This is not as hard as it sounds.  Talk to the various solution vendors to learn the costs and additional benefits.  Your up-front investment should result in a lower ongoing cost from your contract packager.  Watch out for contract organizations who claim there is no cost difference for serial number management.  They are either just trying to lock you in, or they don’t know exactly what they are doing yet so they are pricing everything high.  Even at the same price, your risks will be significantly lower if you do your own number management.

Transaction Data Retention
Almost the same thing happens when you let your 3PL hold all of your shipping/transaction data on your behalf.  Here I’m referring to the DSCSA TI, TH and TS data that must be held and retrievable within 48 hours starting in January (July for DSCSA dispensers) (see “DSCSA: A Closer Look At The Six-Year Record-Keeping Requirement” and “Who Is A DSCSA Dispenser?”).  Can your 3PL meet the six year retention requirement?  What happens if/when you switch to a different 3PL at some point?  Does your original contract obligate the original 3PL to continue holding your older transaction data for the full six year period and respond to verification requests related to that older data even after you have stopped using them?  Or, are they going to help you move that data to your servers or your new 3PL at the end of their contract?  Or, will your contract allow them to just delete all of your transaction data as soon as your contract expires?  Sounds like vendor lock-in to me.
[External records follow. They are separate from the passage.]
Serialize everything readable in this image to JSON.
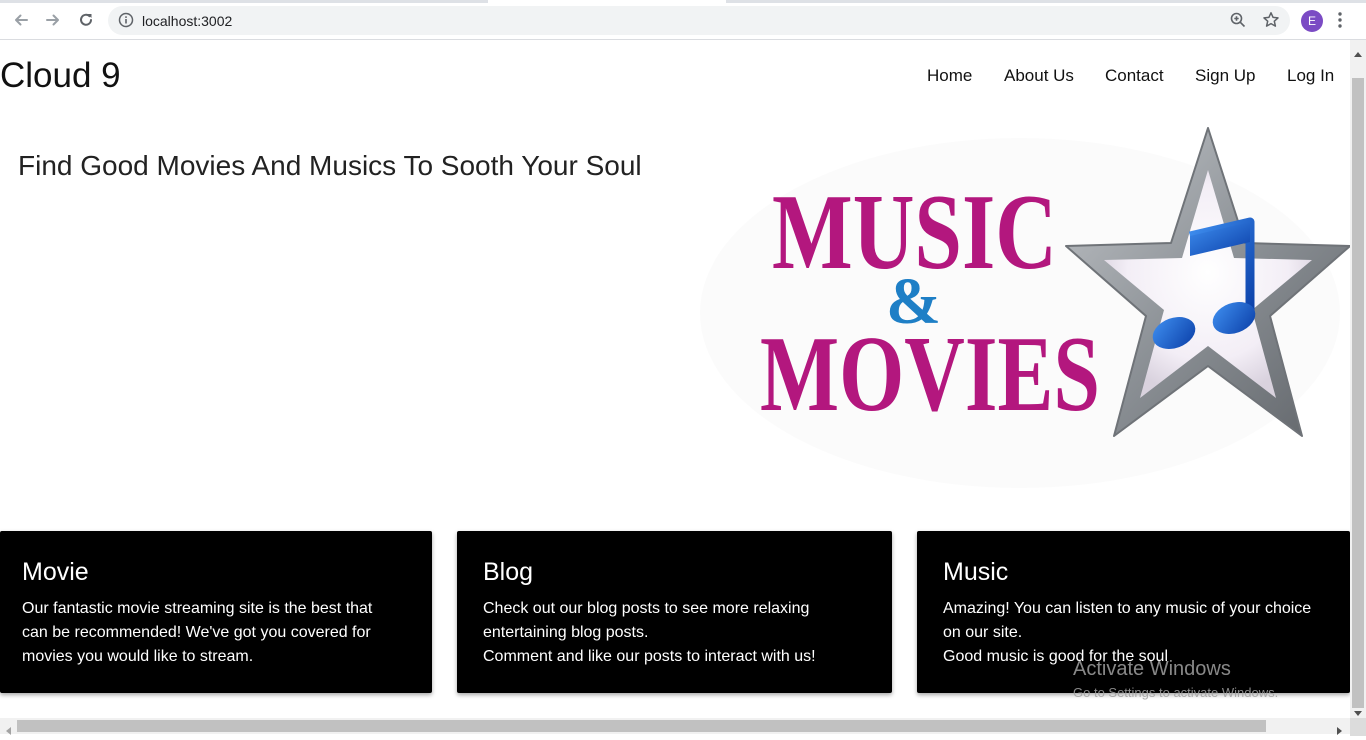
{
  "browser": {
    "url": "localhost:3002",
    "profile_initial": "E",
    "colors": {
      "profile_avatar": "#7b4bc4",
      "omnibox_bg": "#f1f3f4"
    },
    "icons": [
      "back-arrow-icon",
      "forward-arrow-icon",
      "reload-icon",
      "info-icon",
      "zoom-icon",
      "star-icon",
      "kebab-menu-icon"
    ]
  },
  "site": {
    "logo": "Cloud 9",
    "nav": [
      "Home",
      "About Us",
      "Contact",
      "Sign Up",
      "Log In"
    ],
    "hero": {
      "title": "Find Good Movies And Musics To Sooth Your Soul",
      "image": {
        "word_top": "MUSIC",
        "ampersand": "&",
        "word_bottom": "MOVIES",
        "colors": {
          "text": "#b3177e",
          "ampersand": "#1e7fc6",
          "note": "#1560c9",
          "star": "#9ea3a8"
        }
      }
    },
    "cards": [
      {
        "title": "Movie",
        "lines": [
          "Our fantastic movie streaming site is the best that",
          "can be recommended! We've got you covered for",
          "movies you would like to stream."
        ]
      },
      {
        "title": "Blog",
        "lines": [
          "Check out our blog posts to see more relaxing",
          "entertaining blog posts.",
          "Comment and like our posts to interact with us!"
        ]
      },
      {
        "title": "Music",
        "lines": [
          "Amazing! You can listen to any music of your choice",
          "on our site.",
          "Good music is good for the soul"
        ]
      }
    ]
  },
  "os_watermark": {
    "line1": "Activate Windows",
    "line2": "Go to Settings to activate Windows."
  }
}
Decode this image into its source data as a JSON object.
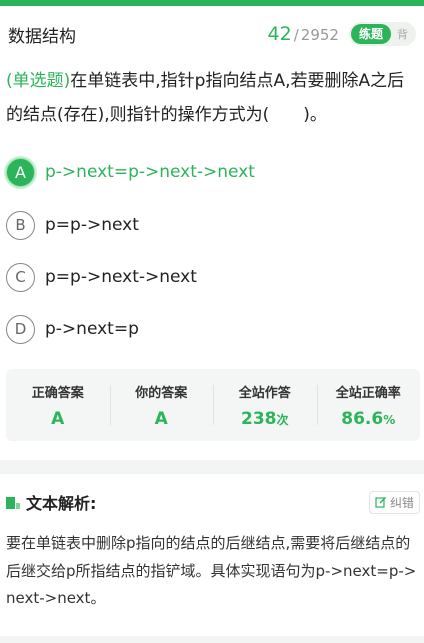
{
  "header": {
    "title": "数据结构",
    "current": "42",
    "separator": "/",
    "total": "2952",
    "mode_active": "练题",
    "mode_inactive": "背"
  },
  "question": {
    "type_label": "(单选题)",
    "text": "在单链表中,指针p指向结点A,若要删除A之后的结点(存在),则指针的操作方式为(　　)。"
  },
  "options": [
    {
      "letter": "A",
      "text": "p->next=p->next->next",
      "state": "correct"
    },
    {
      "letter": "B",
      "text": "p=p->next",
      "state": "normal"
    },
    {
      "letter": "C",
      "text": "p=p->next->next",
      "state": "normal"
    },
    {
      "letter": "D",
      "text": "p->next=p",
      "state": "normal"
    }
  ],
  "stats": {
    "correct_answer_label": "正确答案",
    "correct_answer_value": "A",
    "your_answer_label": "你的答案",
    "your_answer_value": "A",
    "attempts_label": "全站作答",
    "attempts_value": "238",
    "attempts_unit": "次",
    "accuracy_label": "全站正确率",
    "accuracy_value": "86.6",
    "accuracy_unit": "%"
  },
  "analysis": {
    "title": "文本解析:",
    "report_label": "纠错",
    "body": "要在单链表中删除p指向的结点的后继结点,需要将后继结点的后继交给p所指结点的指铲域。具体实现语句为p->next=p->next->next。"
  },
  "colors": {
    "accent": "#2cb45a",
    "text": "#222222",
    "muted": "#999999"
  }
}
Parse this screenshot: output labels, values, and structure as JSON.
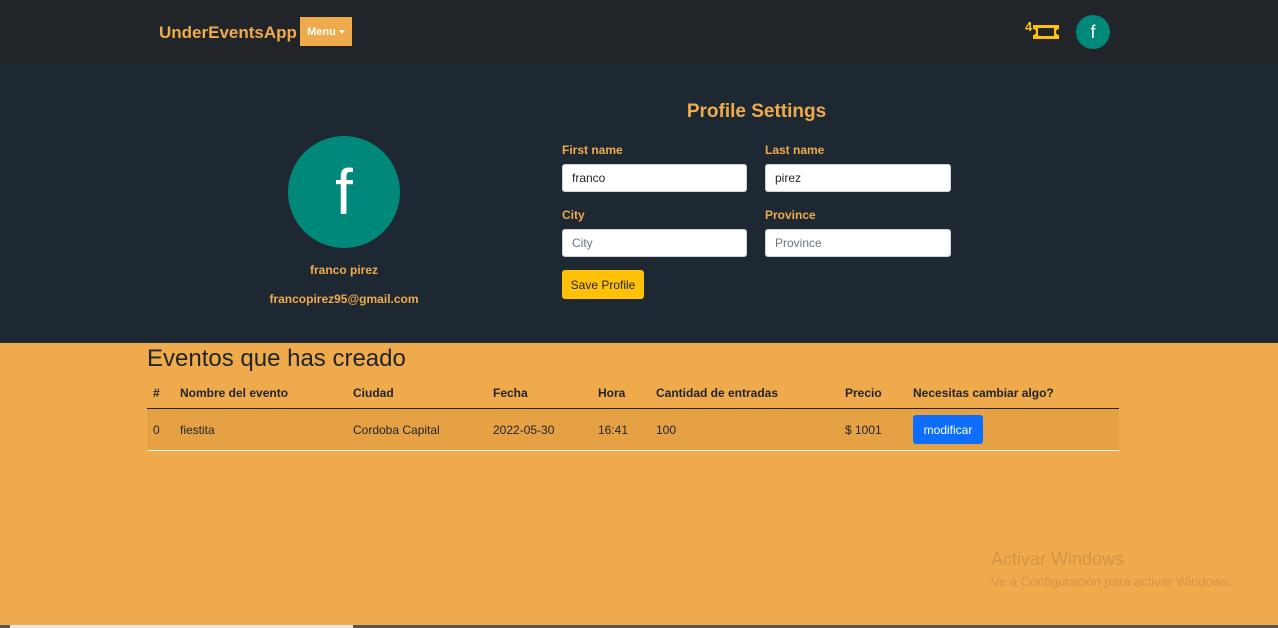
{
  "navbar": {
    "brand": "UnderEventsApp",
    "menu_label": "Menu",
    "ticket_count": "4",
    "avatar_letter": "f",
    "colors": {
      "background": "#212529",
      "accent": "#EFAB4B",
      "ticket": "#FFC107",
      "avatar": "#00897B"
    }
  },
  "profile": {
    "avatar_letter": "f",
    "name": "franco pirez",
    "email": "francopirez95@gmail.com",
    "settings_title": "Profile Settings",
    "fields": {
      "first_name": {
        "label": "First name",
        "value": "franco",
        "placeholder": ""
      },
      "last_name": {
        "label": "Last name",
        "value": "pirez",
        "placeholder": ""
      },
      "city": {
        "label": "City",
        "value": "",
        "placeholder": "City"
      },
      "province": {
        "label": "Province",
        "value": "",
        "placeholder": "Province"
      }
    },
    "save_label": "Save Profile"
  },
  "events": {
    "title": "Eventos que has creado",
    "columns": [
      "#",
      "Nombre del evento",
      "Ciudad",
      "Fecha",
      "Hora",
      "Cantidad de entradas",
      "Precio",
      "Necesitas cambiar algo?"
    ],
    "rows": [
      {
        "index": "0",
        "name": "fiestita",
        "city": "Cordoba Capital",
        "date": "2022-05-30",
        "time": "16:41",
        "tickets": "100",
        "price": "$ 1001",
        "action": "modificar"
      }
    ]
  },
  "watermark": {
    "title": "Activar Windows",
    "subtitle": "Ve a Configuración para activar Windows."
  }
}
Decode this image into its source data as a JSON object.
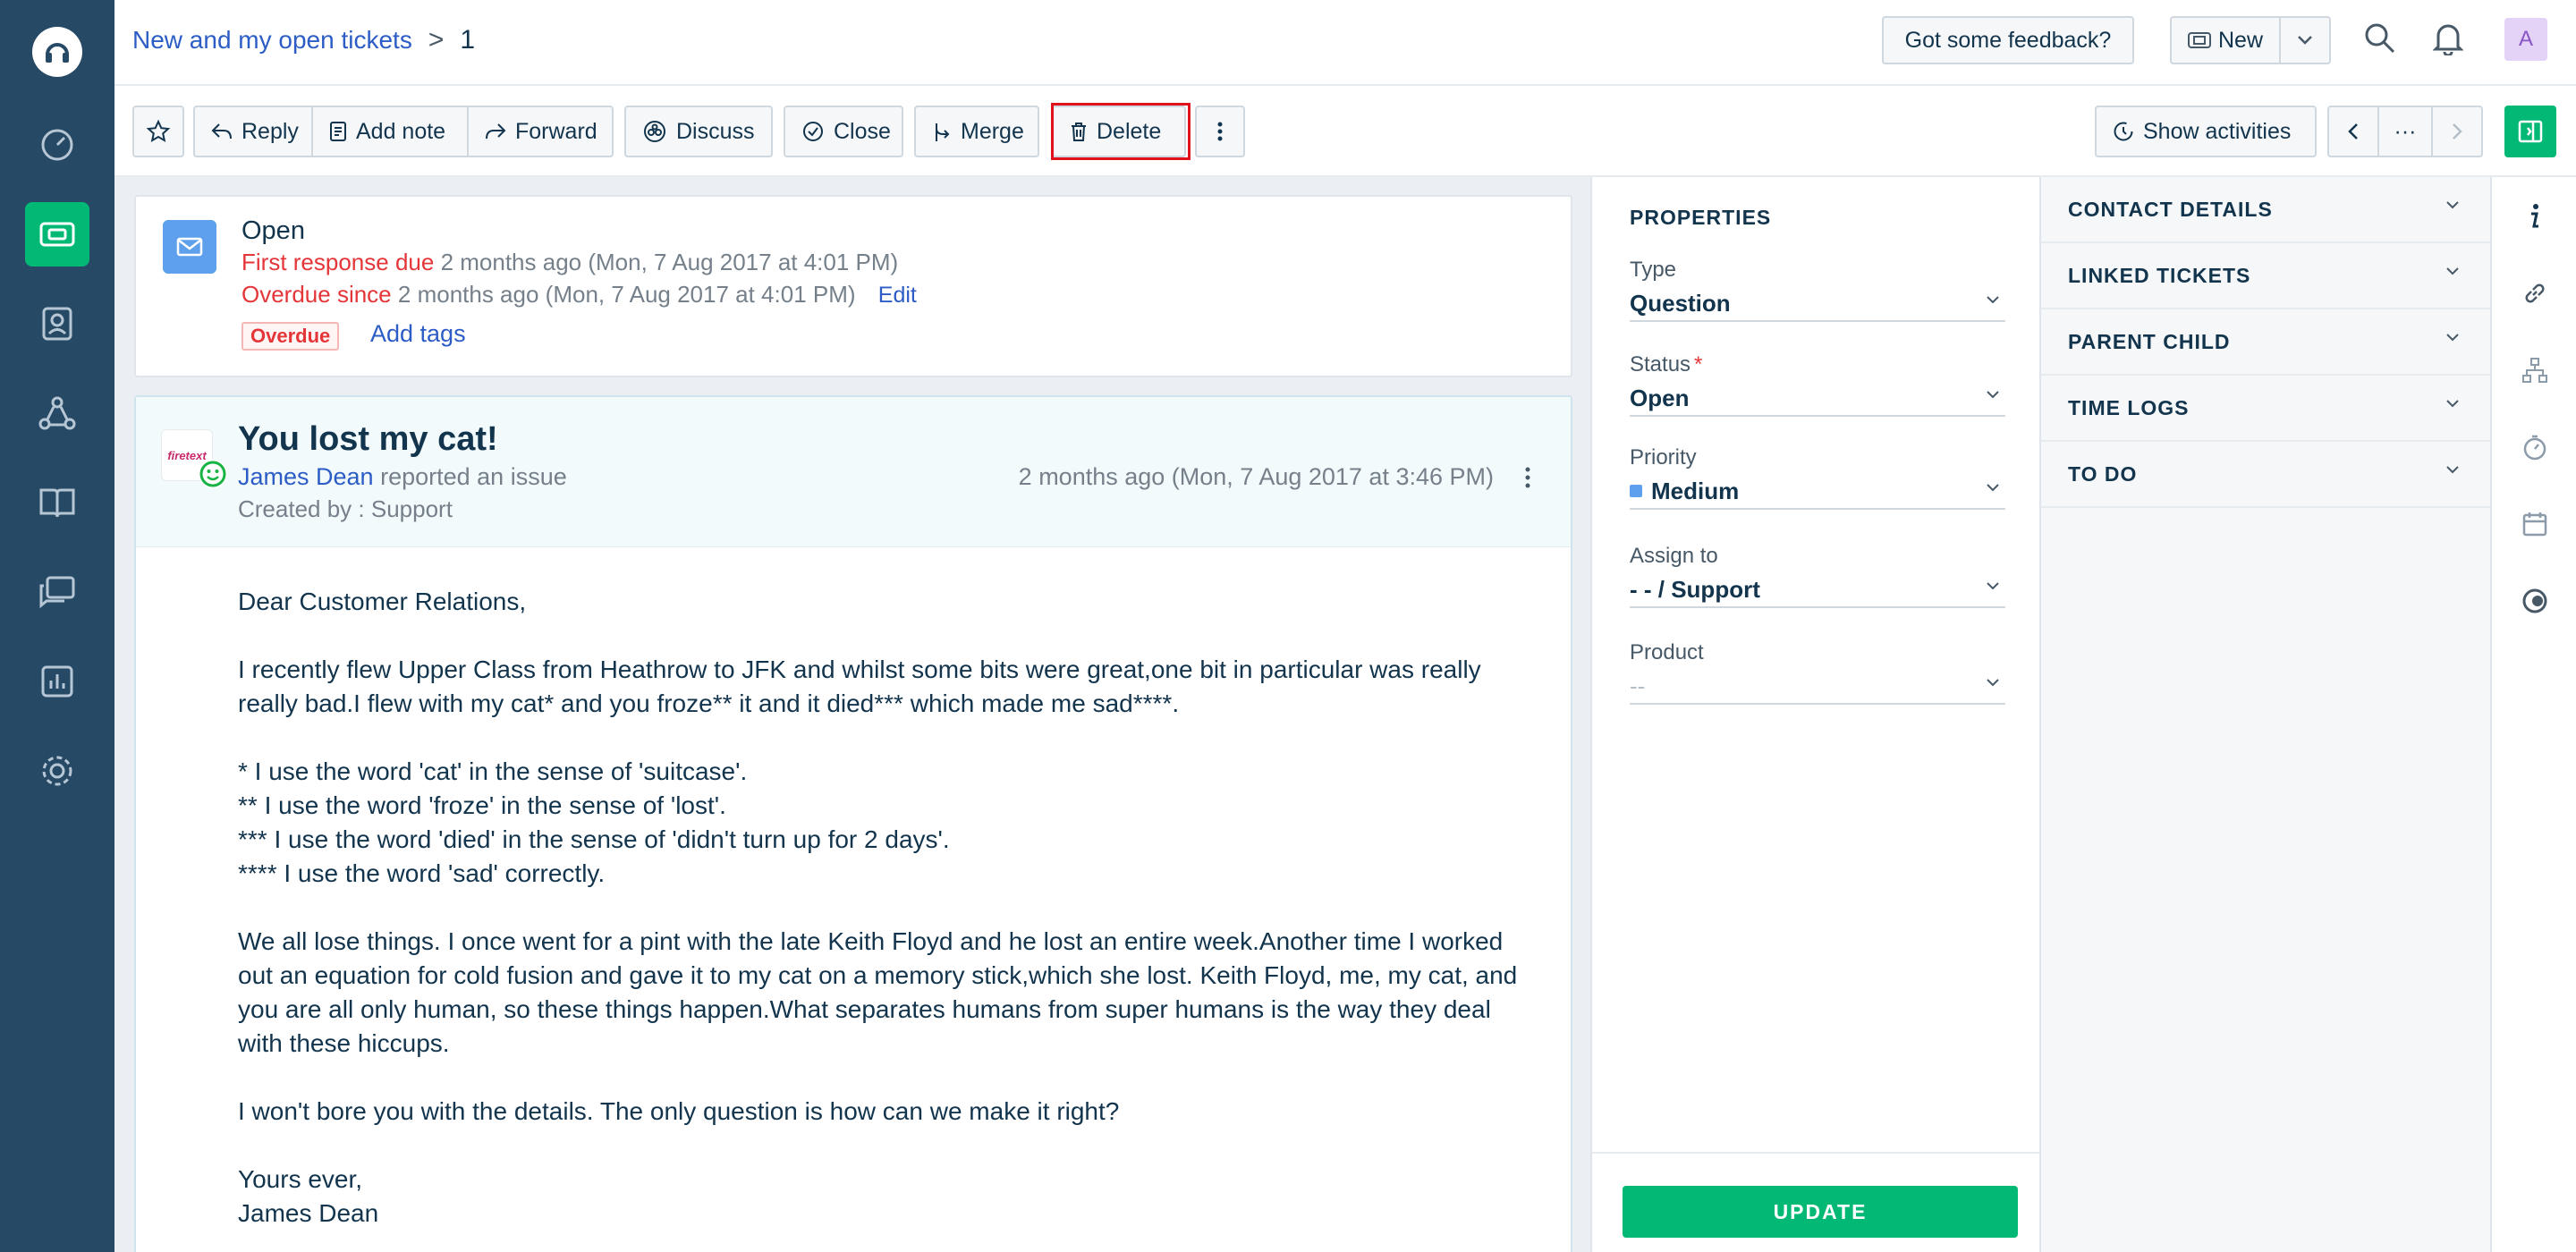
{
  "header": {
    "breadcrumb_view": "New and my open tickets",
    "breadcrumb_sep": ">",
    "ticket_number": "1",
    "feedback_label": "Got some feedback?",
    "new_label": "New",
    "user_initial": "A"
  },
  "toolbar": {
    "reply": "Reply",
    "add_note": "Add note",
    "forward": "Forward",
    "discuss": "Discuss",
    "close": "Close",
    "merge": "Merge",
    "delete": "Delete",
    "show_activities": "Show activities",
    "ellipsis": "···"
  },
  "status": {
    "title": "Open",
    "first_response_label": "First response due",
    "first_response_value": "2 months ago (Mon, 7 Aug 2017 at 4:01 PM)",
    "overdue_label": "Overdue since",
    "overdue_value": "2 months ago (Mon, 7 Aug 2017 at 4:01 PM)",
    "edit": "Edit",
    "badge": "Overdue",
    "add_tags": "Add tags"
  },
  "conversation": {
    "avatar_text": "firetext",
    "subject": "You lost my cat!",
    "requester": "James Dean",
    "action": "reported an issue",
    "created_by": "Created by : Support",
    "time": "2 months ago (Mon, 7 Aug 2017 at 3:46 PM)",
    "body": {
      "greeting": "Dear Customer Relations,",
      "p1": "I recently flew Upper Class from Heathrow to JFK and whilst some bits were great,one bit in particular was really really bad.I flew with my cat* and you froze** it and it died*** which made me sad****.",
      "f1": "* I use the word 'cat' in the sense of 'suitcase'.",
      "f2": "** I use the word 'froze' in the sense of 'lost'.",
      "f3": "*** I use the word 'died' in the sense of 'didn't turn up for 2 days'.",
      "f4": "**** I use the word 'sad' correctly.",
      "p2": "We all lose things. I once went for a pint with the late Keith Floyd and he lost an entire week.Another time I worked out an equation for cold fusion and gave it to my cat on a memory stick,which she lost. Keith Floyd, me, my cat, and you are all only human, so these things happen.What separates humans from super humans is the way they deal with these hiccups.",
      "p3": "I won't bore you with the details. The only question is how can we make it right?",
      "signoff": "Yours ever,",
      "signature": "James Dean"
    }
  },
  "properties": {
    "title": "PROPERTIES",
    "type_label": "Type",
    "type_value": "Question",
    "status_label": "Status",
    "status_required": "*",
    "status_value": "Open",
    "priority_label": "Priority",
    "priority_value": "Medium",
    "priority_color": "#5ea0ec",
    "assign_label": "Assign to",
    "assign_value": "- - / Support",
    "product_label": "Product",
    "product_value": "--",
    "update": "UPDATE"
  },
  "accordion": {
    "contact_details": "CONTACT DETAILS",
    "linked_tickets": "LINKED TICKETS",
    "parent_child": "PARENT CHILD",
    "time_logs": "TIME LOGS",
    "to_do": "TO DO"
  },
  "colors": {
    "nav_bg": "#264966",
    "accent_green": "#02b875",
    "link_blue": "#2c5cc5",
    "danger_red": "#e43538"
  }
}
The way to avoid this is to hold that data yourself, or with a DSCSA solution provider.  If you go with a DSCSA solution provider, make sure they have a clean way to export that data to you or to your next DSCSA solution provider in the event you want to switch that vendor as well.  There is potential for vendor lock-in there too.

In my view, it is dangerous in the long-run for a company to off-load all of the work imposed by the DSCSA to third-parties.  Companies should be actively involved in at least their own serial number management and transaction data retention and retrieval.  Solution providers offer a number of ways these can be accomplished.  Please leave a comment if you view it differently.